For the word "Internal", return each line of the data in which it occurs.

• _The records_:

*** Begin section ***

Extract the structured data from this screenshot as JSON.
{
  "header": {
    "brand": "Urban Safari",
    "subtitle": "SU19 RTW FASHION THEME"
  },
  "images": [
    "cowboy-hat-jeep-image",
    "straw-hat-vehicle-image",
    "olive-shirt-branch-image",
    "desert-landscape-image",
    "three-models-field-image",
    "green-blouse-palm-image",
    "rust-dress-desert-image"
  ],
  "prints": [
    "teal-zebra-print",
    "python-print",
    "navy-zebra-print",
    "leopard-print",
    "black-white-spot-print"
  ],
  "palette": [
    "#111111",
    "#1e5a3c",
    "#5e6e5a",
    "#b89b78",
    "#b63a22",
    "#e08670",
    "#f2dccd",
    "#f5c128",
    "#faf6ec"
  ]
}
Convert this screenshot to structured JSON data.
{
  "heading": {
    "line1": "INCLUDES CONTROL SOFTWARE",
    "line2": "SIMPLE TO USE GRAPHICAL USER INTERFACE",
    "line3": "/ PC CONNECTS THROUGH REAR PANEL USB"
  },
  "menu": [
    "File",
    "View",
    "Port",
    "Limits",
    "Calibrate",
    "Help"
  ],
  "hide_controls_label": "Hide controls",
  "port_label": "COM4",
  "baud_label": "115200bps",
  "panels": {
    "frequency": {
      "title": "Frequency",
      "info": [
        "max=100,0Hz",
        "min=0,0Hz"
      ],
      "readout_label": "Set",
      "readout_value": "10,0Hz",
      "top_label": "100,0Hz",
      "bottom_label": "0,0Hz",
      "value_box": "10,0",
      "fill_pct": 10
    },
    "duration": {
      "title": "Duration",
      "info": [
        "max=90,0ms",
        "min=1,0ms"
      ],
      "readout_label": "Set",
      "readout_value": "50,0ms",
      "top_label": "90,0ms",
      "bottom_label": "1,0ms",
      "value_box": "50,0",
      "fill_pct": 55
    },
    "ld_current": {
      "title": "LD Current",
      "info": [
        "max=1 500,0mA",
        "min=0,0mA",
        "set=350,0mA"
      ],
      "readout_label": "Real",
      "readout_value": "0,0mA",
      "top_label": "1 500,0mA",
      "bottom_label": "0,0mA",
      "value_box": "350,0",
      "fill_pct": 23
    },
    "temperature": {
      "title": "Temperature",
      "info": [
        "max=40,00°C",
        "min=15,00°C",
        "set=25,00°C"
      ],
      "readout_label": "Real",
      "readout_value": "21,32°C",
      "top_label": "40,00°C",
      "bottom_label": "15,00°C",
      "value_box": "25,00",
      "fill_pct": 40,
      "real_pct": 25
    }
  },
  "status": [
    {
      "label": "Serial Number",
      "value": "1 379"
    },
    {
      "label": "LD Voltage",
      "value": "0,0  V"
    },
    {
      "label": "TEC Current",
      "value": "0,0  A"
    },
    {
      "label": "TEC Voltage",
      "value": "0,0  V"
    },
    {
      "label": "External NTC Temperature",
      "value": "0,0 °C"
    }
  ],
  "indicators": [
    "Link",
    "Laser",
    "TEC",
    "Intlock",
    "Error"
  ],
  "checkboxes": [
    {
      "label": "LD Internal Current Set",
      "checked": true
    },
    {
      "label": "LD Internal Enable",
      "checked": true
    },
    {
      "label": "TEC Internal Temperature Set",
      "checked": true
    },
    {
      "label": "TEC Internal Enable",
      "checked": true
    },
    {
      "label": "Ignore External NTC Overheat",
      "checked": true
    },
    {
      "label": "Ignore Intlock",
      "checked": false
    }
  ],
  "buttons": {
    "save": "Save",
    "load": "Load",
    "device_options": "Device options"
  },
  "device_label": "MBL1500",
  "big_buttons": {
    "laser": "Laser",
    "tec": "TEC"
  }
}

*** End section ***

• _Exercise output_:
      "label": "LD Internal Current Set",
      "label": "LD Internal Enable",
      "label": "TEC Internal Temperature Set",
      "label": "TEC Internal Enable",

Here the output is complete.